**Task prompt**
Go through the material and tally the lines containing the string "Delta". Give the total alone.

**Exercise materials**
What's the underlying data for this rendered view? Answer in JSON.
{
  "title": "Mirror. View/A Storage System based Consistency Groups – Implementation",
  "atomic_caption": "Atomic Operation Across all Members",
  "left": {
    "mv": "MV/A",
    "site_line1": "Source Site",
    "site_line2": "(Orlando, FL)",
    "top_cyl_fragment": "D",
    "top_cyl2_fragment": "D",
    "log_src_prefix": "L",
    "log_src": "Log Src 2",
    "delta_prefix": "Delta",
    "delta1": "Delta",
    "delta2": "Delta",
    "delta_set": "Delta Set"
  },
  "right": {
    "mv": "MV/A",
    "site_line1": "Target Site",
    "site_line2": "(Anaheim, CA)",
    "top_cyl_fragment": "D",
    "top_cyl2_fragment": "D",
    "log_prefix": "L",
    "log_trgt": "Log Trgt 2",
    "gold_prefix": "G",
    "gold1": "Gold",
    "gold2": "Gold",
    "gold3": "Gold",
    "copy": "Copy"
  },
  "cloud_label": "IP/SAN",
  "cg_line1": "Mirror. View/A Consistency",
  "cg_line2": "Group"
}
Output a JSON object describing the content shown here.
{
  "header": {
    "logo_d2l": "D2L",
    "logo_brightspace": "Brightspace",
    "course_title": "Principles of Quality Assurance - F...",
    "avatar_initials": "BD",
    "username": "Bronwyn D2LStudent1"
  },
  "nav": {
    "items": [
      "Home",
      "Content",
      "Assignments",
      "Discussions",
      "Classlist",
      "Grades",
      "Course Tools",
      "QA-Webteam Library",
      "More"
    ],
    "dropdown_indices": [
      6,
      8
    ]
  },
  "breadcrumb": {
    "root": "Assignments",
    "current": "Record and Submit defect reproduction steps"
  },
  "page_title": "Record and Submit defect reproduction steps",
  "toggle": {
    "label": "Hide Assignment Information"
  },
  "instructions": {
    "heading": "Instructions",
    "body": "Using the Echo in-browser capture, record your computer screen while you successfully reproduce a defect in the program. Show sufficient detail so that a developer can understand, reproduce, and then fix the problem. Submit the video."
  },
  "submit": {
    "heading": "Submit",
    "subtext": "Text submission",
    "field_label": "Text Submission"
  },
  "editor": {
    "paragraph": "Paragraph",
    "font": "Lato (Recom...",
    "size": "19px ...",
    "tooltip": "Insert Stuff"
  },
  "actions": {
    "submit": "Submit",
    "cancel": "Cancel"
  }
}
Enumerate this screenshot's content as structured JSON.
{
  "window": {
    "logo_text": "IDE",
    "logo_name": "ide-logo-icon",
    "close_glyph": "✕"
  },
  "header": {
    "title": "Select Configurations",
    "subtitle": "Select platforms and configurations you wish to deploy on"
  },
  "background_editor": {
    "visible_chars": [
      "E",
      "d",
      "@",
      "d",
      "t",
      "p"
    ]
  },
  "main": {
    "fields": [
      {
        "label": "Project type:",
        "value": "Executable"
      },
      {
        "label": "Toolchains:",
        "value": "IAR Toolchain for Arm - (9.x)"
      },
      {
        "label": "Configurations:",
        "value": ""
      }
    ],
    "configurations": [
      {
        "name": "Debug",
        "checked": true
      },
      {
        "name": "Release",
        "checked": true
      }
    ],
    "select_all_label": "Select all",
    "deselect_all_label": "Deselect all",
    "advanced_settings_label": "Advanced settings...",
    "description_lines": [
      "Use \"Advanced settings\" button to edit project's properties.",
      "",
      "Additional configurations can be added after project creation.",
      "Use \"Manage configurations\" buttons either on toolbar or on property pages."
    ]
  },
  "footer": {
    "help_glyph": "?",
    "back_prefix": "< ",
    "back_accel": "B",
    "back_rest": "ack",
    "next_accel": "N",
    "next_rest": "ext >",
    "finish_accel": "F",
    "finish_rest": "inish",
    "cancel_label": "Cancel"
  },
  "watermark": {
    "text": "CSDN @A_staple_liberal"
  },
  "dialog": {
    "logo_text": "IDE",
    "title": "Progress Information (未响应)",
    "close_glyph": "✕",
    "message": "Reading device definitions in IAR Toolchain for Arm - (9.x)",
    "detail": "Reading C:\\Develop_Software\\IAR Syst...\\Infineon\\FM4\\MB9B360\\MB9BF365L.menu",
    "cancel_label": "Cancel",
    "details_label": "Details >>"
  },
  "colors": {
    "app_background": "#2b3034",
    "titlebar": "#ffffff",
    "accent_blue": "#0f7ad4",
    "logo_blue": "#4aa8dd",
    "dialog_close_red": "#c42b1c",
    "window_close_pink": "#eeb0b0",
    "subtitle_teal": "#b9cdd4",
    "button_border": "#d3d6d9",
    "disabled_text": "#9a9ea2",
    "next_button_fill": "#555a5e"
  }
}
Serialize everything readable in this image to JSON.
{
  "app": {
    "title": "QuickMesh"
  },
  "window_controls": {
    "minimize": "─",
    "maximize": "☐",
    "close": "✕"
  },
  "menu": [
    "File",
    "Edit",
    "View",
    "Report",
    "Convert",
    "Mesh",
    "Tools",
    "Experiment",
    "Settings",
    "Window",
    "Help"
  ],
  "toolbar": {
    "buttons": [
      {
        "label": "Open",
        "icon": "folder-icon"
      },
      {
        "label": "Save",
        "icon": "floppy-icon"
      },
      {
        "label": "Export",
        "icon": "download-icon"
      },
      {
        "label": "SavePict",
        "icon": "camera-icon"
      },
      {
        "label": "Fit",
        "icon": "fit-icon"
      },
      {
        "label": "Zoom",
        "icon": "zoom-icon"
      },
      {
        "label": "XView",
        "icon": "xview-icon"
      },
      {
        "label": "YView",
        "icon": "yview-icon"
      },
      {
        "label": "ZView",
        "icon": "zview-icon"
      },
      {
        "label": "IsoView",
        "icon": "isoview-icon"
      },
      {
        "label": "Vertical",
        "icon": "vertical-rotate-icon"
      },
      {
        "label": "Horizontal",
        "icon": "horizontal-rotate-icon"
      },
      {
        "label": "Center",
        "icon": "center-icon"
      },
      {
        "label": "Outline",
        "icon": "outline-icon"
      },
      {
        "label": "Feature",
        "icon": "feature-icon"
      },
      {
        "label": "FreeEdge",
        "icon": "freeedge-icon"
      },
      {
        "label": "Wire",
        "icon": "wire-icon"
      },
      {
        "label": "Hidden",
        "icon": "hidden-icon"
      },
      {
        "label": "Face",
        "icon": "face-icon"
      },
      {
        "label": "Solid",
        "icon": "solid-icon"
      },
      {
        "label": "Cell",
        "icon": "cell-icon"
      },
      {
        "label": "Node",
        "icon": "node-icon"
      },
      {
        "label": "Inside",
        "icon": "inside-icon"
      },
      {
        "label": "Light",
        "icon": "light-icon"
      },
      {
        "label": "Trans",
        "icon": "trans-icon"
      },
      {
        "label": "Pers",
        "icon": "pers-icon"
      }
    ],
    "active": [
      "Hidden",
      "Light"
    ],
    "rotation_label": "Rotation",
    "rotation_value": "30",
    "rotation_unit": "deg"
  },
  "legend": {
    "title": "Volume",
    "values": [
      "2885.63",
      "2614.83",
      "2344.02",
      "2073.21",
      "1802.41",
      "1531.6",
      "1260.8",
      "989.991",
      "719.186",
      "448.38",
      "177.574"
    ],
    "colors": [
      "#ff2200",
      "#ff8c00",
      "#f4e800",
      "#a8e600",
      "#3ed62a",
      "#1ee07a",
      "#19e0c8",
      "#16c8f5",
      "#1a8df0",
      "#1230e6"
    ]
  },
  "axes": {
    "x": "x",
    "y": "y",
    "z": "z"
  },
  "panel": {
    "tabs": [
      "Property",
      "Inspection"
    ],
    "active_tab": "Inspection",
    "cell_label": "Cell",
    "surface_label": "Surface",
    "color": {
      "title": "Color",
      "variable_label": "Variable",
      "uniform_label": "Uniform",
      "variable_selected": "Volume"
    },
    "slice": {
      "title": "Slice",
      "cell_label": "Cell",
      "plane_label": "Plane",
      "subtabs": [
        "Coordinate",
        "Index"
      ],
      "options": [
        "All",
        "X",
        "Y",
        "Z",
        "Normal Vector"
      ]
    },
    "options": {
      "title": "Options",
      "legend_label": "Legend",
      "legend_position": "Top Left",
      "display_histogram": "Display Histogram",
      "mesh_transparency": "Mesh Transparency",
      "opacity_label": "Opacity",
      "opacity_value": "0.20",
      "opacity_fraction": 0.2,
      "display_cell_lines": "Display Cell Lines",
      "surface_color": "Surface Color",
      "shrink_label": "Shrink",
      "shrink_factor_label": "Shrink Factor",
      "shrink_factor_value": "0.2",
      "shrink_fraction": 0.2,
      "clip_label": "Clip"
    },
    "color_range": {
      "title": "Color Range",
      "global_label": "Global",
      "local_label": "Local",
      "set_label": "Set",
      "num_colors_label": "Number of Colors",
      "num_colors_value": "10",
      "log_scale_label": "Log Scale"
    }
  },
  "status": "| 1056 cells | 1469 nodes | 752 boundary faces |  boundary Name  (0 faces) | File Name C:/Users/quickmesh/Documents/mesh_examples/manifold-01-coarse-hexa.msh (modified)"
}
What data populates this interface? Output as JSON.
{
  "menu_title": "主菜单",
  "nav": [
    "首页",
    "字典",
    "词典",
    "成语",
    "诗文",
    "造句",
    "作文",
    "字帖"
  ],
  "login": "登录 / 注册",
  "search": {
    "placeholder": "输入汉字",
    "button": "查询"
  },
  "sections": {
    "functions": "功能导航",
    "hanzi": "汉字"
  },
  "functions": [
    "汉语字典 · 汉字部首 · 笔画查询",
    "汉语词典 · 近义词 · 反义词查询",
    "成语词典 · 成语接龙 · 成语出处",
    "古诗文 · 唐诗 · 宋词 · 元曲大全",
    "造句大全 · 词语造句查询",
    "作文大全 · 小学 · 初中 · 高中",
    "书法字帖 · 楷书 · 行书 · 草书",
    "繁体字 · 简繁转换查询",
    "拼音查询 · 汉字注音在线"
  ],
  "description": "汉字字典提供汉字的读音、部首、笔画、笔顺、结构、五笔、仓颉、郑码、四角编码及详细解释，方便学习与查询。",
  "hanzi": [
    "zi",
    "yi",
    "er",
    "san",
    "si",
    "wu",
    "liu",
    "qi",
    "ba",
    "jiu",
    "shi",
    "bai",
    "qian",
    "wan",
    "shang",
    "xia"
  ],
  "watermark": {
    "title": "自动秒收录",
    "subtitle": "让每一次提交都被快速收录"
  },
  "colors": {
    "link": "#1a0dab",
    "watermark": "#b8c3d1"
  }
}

**Written solution**
4